■ What is expected
Every line of the material below is to be printed again exactly.

━━━ Records

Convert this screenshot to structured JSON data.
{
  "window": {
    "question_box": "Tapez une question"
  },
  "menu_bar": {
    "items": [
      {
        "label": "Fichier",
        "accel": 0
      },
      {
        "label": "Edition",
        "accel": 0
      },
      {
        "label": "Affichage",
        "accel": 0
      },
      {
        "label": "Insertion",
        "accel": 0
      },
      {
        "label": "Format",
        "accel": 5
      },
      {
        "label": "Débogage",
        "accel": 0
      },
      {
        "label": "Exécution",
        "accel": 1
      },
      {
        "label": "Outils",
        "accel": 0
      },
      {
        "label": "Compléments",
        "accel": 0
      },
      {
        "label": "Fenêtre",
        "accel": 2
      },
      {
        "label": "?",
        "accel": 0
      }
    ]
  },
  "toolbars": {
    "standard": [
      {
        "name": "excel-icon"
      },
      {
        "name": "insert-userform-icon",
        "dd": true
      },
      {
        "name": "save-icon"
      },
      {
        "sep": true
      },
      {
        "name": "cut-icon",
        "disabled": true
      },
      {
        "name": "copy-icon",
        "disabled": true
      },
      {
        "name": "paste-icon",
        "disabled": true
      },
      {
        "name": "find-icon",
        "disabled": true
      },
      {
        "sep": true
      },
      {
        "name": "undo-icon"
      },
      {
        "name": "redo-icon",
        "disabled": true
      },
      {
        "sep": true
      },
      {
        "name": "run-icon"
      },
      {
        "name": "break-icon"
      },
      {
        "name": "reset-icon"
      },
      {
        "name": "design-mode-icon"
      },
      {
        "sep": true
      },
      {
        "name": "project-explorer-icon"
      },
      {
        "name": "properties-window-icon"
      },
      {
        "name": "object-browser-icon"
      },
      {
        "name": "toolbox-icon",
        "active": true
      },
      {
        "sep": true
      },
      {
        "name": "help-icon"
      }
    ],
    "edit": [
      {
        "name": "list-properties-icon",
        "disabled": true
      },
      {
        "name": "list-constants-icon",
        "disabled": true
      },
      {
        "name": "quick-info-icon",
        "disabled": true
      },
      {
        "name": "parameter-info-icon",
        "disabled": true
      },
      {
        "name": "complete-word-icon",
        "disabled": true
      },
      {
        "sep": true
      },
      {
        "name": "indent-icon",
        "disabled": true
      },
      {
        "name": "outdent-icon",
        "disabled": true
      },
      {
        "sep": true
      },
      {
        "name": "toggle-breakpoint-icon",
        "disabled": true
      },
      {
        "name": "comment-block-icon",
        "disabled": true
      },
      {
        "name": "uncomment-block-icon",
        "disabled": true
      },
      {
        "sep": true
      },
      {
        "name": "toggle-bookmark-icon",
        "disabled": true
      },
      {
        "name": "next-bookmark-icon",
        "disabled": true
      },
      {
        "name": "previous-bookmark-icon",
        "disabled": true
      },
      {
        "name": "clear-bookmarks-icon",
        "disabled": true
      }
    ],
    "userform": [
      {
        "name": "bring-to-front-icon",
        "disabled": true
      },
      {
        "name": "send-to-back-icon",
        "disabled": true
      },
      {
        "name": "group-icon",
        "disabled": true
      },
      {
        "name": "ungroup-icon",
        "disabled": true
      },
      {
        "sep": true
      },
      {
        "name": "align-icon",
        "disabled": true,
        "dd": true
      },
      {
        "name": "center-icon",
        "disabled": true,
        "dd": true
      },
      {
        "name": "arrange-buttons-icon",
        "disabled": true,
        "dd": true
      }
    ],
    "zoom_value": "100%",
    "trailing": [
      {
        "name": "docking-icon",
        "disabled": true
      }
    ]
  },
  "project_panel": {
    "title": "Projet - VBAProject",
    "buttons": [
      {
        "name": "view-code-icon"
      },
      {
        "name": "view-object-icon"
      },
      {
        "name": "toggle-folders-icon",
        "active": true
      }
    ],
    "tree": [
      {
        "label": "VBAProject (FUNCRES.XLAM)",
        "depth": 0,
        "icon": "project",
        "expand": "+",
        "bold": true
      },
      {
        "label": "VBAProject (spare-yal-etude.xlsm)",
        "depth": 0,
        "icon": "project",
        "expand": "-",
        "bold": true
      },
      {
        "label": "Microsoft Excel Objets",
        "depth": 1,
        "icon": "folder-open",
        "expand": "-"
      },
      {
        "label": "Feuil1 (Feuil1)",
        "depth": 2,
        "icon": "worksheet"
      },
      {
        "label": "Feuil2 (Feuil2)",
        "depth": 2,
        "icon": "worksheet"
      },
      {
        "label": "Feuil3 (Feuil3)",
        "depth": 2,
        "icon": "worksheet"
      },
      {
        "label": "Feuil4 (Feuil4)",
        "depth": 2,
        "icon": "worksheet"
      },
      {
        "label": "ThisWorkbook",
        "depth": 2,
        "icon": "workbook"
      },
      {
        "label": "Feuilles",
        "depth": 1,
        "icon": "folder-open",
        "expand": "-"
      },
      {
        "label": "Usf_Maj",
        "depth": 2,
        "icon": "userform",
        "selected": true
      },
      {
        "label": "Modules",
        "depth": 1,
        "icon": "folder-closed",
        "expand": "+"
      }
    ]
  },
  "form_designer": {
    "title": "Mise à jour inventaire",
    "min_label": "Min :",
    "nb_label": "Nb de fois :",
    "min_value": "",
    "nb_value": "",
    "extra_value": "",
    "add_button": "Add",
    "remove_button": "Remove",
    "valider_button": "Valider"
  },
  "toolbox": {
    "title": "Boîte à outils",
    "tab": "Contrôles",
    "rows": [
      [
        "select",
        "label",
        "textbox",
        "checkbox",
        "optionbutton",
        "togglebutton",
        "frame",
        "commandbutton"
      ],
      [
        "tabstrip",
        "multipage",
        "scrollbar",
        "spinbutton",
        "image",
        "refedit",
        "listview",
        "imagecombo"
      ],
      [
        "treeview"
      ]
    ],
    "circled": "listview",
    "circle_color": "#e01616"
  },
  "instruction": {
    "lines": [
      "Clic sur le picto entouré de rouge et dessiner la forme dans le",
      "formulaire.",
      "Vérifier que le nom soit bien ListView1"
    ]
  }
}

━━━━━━

■ Task solution
Convert this screenshot to structured JSON data.
{
  "window": {
    "question_box": "Tapez une question"
  },
  "menu_bar": {
    "items": [
      {
        "label": "Fichier",
        "accel": 0
      },
      {
        "label": "Edition",
        "accel": 0
      },
      {
        "label": "Affichage",
        "accel": 0
      },
      {
        "label": "Insertion",
        "accel": 0
      },
      {
        "label": "Format",
        "accel": 5
      },
      {
        "label": "Débogage",
        "accel": 0
      },
      {
        "label": "Exécution",
        "accel": 1
      },
      {
        "label": "Outils",
        "accel": 0
      },
      {
        "label": "Compléments",
        "accel": 0
      },
      {
        "label": "Fenêtre",
        "accel": 2
      },
      {
        "label": "?",
        "accel": 0
      }
    ]
  },
  "toolbars": {
    "standard": [
      {
        "name": "excel-icon"
      },
      {
        "name": "insert-userform-icon",
        "dd": true
      },
      {
        "name": "save-icon"
      },
      {
        "sep": true
      },
      {
        "name": "cut-icon",
        "disabled": true
      },
      {
        "name": "copy-icon",
        "disabled": true
      },
      {
        "name": "paste-icon",
        "disabled": true
      },
      {
        "name": "find-icon",
        "disabled": true
      },
      {
        "sep": true
      },
      {
        "name": "undo-icon"
      },
      {
        "name": "redo-icon",
        "disabled": true
      },
      {
        "sep": true
      },
      {
        "name": "run-icon"
      },
      {
        "name": "break-icon"
      },
      {
        "name": "reset-icon"
      },
      {
        "name": "design-mode-icon"
      },
      {
        "sep": true
      },
      {
        "name": "project-explorer-icon"
      },
      {
        "name": "properties-window-icon"
      },
      {
        "name": "object-browser-icon"
      },
      {
        "name": "toolbox-icon",
        "active": true
      },
      {
        "sep": true
      },
      {
        "name": "help-icon"
      }
    ],
    "edit": [
      {
        "name": "list-properties-icon",
        "disabled": true
      },
      {
        "name": "list-constants-icon",
        "disabled": true
      },
      {
        "name": "quick-info-icon",
        "disabled": true
      },
      {
        "name": "parameter-info-icon",
        "disabled": true
      },
      {
        "name": "complete-word-icon",
        "disabled": true
      },
      {
        "sep": true
      },
      {
        "name": "indent-icon",
        "disabled": true
      },
      {
        "name": "outdent-icon",
        "disabled": true
      },
      {
        "sep": true
      },
      {
        "name": "toggle-breakpoint-icon",
        "disabled": true
      },
      {
        "name": "comment-block-icon",
        "disabled": true
      },
      {
        "name": "uncomment-block-icon",
        "disabled": true
      },
      {
        "sep": true
      },
      {
        "name": "toggle-bookmark-icon",
        "disabled": true
      },
      {
        "name": "next-bookmark-icon",
        "disabled": true
      },
      {
        "name": "previous-bookmark-icon",
        "disabled": true
      },
      {
        "name": "clear-bookmarks-icon",
        "disabled": true
      }
    ],
    "userform": [
      {
        "name": "bring-to-front-icon",
        "disabled": true
      },
      {
        "name": "send-to-back-icon",
        "disabled": true
      },
      {
        "name": "group-icon",
        "disabled": true
      },
      {
        "name": "ungroup-icon",
        "disabled": true
      },
      {
        "sep": true
      },
      {
        "name": "align-icon",
        "disabled": true,
        "dd": true
      },
      {
        "name": "center-icon",
        "disabled": true,
        "dd": true
      },
      {
        "name": "arrange-buttons-icon",
        "disabled": true,
        "dd": true
      }
    ],
    "zoom_value": "100%",
    "trailing": [
      {
        "name": "docking-icon",
        "disabled": true
      }
    ]
  },
  "project_panel": {
    "title": "Projet - VBAProject",
    "buttons": [
      {
        "name": "view-code-icon"
      },
      {
        "name": "view-object-icon"
      },
      {
        "name": "toggle-folders-icon",
        "active": true
      }
    ],
    "tree": [
      {
        "label": "VBAProject (FUNCRES.XLAM)",
        "depth": 0,
        "icon": "project",
        "expand": "+",
        "bold": true
      },
      {
        "label": "VBAProject (spare-yal-etude.xlsm)",
        "depth": 0,
        "icon": "project",
        "expand": "-",
        "bold": true
      },
      {
        "label": "Microsoft Excel Objets",
        "depth": 1,
        "icon": "folder-open",
        "expand": "-"
      },
      {
        "label": "Feuil1 (Feuil1)",
        "depth": 2,
        "icon": "worksheet"
      },
      {
        "label": "Feuil2 (Feuil2)",
        "depth": 2,
        "icon": "worksheet"
      },
      {
        "label": "Feuil3 (Feuil3)",
        "depth": 2,
        "icon": "worksheet"
      },
      {
        "label": "Feuil4 (Feuil4)",
        "depth": 2,
        "icon": "worksheet"
      },
      {
        "label": "ThisWorkbook",
        "depth": 2,
        "icon": "workbook"
      },
      {
        "label": "Feuilles",
        "depth": 1,
        "icon": "folder-open",
        "expand": "-"
      },
      {
        "label": "Usf_Maj",
        "depth": 2,
        "icon": "userform",
        "selected": true
      },
      {
        "label": "Modules",
        "depth": 1,
        "icon": "folder-closed",
        "expand": "+"
      }
    ]
  },
  "form_designer": {
    "title": "Mise à jour inventaire",
    "min_label": "Min :",
    "nb_label": "Nb de fois :",
    "min_value": "",
    "nb_value": "",
    "extra_value": "",
    "add_button": "Add",
    "remove_button": "Remove",
    "valider_button": "Valider"
  },
  "toolbox": {
    "title": "Boîte à outils",
    "tab": "Contrôles",
    "rows": [
      [
        "select",
        "label",
        "textbox",
        "checkbox",
        "optionbutton",
        "togglebutton",
        "frame",
        "commandbutton"
      ],
      [
        "tabstrip",
        "multipage",
        "scrollbar",
        "spinbutton",
        "image",
        "refedit",
        "listview",
        "imagecombo"
      ],
      [
        "treeview"
      ]
    ],
    "circled": "listview",
    "circle_color": "#e01616"
  },
  "instruction": {
    "lines": [
      "Clic sur le picto entouré de rouge et dessiner la forme dans le",
      "formulaire.",
      "Vérifier que le nom soit bien ListView1"
    ]
  }
}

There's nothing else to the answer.